Fashion Show Shoot (favor for a new graduate)

I’m not a fan of free, but this was one of those circumstances where I’d never shot something quite like this, and figured it’d be a fun learning experience. And an excuse to use those new Profotos in a more dynamic environment than the studio. The job was the first fashion show for a recent fashion design school grad, and the location was, to put it mildly, not pretty. I’ll get into all that, but first, some samples.

Location #1 (start of the catwalk) Location #2 (mid-catwalk) Location #3 (mini-studio)

Alright let’s get into it. The very first thing you probably noticed was the floor. It’s… not nice. Being a budget project, almost everything there was given, donated or loaned, which as you know if you’ve ever depended on lots of free stuff coming in at the same time, some stuff just won’t show up. As was the case with the catwalk. They were supposed to have a raised platform, but didn’t. Which might have been OK if this carpet wasn’t so… well, you know. And there was clearly not a thing we could do about that.

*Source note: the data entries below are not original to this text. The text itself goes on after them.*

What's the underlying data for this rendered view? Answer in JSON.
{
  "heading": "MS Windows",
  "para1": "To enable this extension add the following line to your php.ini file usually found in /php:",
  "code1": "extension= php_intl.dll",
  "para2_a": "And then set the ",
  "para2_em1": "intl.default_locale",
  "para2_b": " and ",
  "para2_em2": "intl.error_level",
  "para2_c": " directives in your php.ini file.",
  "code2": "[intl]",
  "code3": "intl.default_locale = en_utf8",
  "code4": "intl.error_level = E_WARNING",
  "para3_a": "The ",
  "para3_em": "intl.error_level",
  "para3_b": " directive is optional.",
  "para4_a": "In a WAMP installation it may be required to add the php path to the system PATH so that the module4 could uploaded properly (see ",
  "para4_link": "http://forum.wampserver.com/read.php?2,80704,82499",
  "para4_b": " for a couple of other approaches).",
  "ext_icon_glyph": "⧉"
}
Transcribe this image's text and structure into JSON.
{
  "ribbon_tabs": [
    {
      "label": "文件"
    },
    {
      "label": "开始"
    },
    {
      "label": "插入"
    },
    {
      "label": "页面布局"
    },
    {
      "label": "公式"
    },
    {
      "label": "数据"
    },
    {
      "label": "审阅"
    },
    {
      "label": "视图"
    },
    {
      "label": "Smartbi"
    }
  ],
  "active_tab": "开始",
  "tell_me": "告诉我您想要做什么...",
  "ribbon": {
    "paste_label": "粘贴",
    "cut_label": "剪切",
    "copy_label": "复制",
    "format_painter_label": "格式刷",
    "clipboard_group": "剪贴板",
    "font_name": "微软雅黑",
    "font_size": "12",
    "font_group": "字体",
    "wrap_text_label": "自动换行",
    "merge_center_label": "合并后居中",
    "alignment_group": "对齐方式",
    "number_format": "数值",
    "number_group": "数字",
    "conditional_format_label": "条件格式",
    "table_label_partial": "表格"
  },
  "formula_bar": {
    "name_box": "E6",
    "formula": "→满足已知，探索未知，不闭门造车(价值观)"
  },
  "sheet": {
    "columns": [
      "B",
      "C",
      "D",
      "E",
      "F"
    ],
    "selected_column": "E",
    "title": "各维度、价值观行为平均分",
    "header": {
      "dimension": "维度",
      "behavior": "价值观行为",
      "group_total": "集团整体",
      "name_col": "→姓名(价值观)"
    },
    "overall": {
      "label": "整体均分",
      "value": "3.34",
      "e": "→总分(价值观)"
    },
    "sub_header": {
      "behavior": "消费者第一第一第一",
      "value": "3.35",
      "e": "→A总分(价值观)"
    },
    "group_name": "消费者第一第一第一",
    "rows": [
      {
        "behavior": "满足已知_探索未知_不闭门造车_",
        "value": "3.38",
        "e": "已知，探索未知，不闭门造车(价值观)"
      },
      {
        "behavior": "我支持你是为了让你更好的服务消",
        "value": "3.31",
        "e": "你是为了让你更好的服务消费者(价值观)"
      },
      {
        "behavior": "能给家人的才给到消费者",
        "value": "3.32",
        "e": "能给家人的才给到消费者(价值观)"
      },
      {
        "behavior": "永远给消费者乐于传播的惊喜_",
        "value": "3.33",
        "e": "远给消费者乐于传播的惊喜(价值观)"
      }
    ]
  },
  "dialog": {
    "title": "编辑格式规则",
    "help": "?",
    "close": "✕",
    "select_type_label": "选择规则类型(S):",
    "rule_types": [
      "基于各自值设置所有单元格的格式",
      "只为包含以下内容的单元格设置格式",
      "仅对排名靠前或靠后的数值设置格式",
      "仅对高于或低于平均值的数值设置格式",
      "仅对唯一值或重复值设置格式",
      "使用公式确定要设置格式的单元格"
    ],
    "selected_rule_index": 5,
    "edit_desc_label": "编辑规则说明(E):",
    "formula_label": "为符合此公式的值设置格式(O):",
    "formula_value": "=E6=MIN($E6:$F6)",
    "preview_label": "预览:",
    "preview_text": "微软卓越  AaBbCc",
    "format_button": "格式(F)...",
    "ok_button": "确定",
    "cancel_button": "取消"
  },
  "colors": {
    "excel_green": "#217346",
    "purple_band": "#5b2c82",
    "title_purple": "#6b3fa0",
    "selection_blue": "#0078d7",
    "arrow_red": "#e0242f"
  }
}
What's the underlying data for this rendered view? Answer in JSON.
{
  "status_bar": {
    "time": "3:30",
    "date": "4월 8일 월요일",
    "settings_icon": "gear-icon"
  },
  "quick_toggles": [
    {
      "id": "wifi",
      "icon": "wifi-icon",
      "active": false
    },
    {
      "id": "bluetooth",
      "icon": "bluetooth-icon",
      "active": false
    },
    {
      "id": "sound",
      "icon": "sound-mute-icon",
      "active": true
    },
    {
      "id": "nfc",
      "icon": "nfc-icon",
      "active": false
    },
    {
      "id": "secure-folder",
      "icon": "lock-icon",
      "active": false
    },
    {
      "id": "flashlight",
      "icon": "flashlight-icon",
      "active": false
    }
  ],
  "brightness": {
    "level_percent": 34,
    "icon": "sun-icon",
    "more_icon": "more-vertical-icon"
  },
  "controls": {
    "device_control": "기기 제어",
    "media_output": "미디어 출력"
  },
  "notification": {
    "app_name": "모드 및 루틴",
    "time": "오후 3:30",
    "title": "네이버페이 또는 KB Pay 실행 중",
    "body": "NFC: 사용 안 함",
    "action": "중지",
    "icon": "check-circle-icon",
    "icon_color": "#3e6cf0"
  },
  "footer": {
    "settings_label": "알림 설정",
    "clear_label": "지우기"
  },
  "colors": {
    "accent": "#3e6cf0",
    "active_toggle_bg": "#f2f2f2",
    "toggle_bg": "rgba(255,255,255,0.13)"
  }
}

Next up was the background. You’ll see in the catwalk photos that the background is black. I did that. Here’s what the background looked like originally (grabbed from one of the few photos I have that show the original backdrop):

Nice backdrop!

There are no words. “Oh but that’s not so awful, is it Joseph?” you might ask. Yes. Yes it was. And here’s why, and tragically I don’t have these test photos anymore… I wiped my CF cards before the show started, not thinking that I’d want those nasty pictures to show off later. See the ground? One color/texture. Then the main curtain; another color/texture. Then the top little curtain, a third color/texture. And finally above that was empty, revealing the wall and window behind it, which made for color/texture/horrible thing #4. We tried to block and disguise before deciding to just cover it entirely. Those four textures meant that the model got completely lost against all that mess. Someone procured (not a clue where this came from) a 6-foot wide by about a football-field long piece of black duvetyne. Lovely, black, stretchy, duvetyne. So 45 minutes, a tall ladder, and every last one of my clamps later, we had a new background. There was no way to make it seamless, so instead of trying to hide the seams, I embraced the seams and draped and folded and stretched the material until everything was hidden and the background was a dark wavy lovely thing. The other photographer asked if I’d been raised by Bedouins. Here’s the new backdrop, with the lights and all.

Lovely new black backdrop. See the old one peeking out the back? Ick. That’s Carl, we worked together on this thing.Carl is standing in position #1. The girls would come from stage right, stop on their mark there and strike a pose, then walk down the catwalk (towards this camera position). Half-way down the walk we had position #2. The models didn’t stop there, so we could catch them mid-walk. And finally, because we knew that the floor was so awful looking and that there was nothing we could do about that, we decided to set up a third shooting area, like a mini studio, to shoot the models as they came off the catwalk and before they went back to the dressing room. That’s position #3. Here’s a fabulous drawing to show what we did (I need to take a page out of Joe McNally’s book and draw these on cocktail napkins. Much more impressive).

My beautiful plan. I couldn’t find a cocktail napkin so had to use Photoshop instead.Blue path is the model’s path. Green “model #’s” are their (our) shooting marks. Photographer 1 and 2 are myself and Carl, and we swapped locations half-way through the show. And this is where it gets fun. I rented eight PocketWizard Plus II’s for this setup; one receiver for each light, and one transmitter for each camera (Carl and I were both shooting with two bodies). On the diagram, pw1 is for PocketWizard preset 1, pw2 is 2, and so-on. This was so cool and really showed off the power of these things. pw1 is a 300w head in a big ol’ softbox. I had a skinny white seamless set up for head-shots (I would have loved to set up a big full-body setup but there simply wasn’t space. This was a small venue). There’s two big pieces of black foamcore on either side of model #3 position; one to block the view from the audience (minimal distractions) and one to block the yellow cast I was getting off the yellow wall to her yellow right. Exposure was ISO 100 f/11. pw2 is controlling both 600w lights, which I realize in this not-to-scale drawing they look quite close to the model, but were far enough away where the 300w lights there weren’t enough; we actually had to swap them out. Exposure there was ISO 200 f/11. Then pw3 was controlling that one last 300w light, which I dialed down and shot at ISO 100 f/4 with hopes of throwing some of the background out of focus. It also meant that we had a very narrow window to catch the model; two steps=one stop, so we had to nail it.

And there you have it. Model positions 1 and 2 were dialed in on two cameras, so we’d shoot #1 with one camera, then as soon as they started to walk, grab the other camera, already dialed in for position 2. And when Carl and I swapped places, it just mean moving the PocketWizard to the appropriate channel and changing the aperture.

It was fun, and a great experience. And now I gotta save up for some PocketWizards of my own!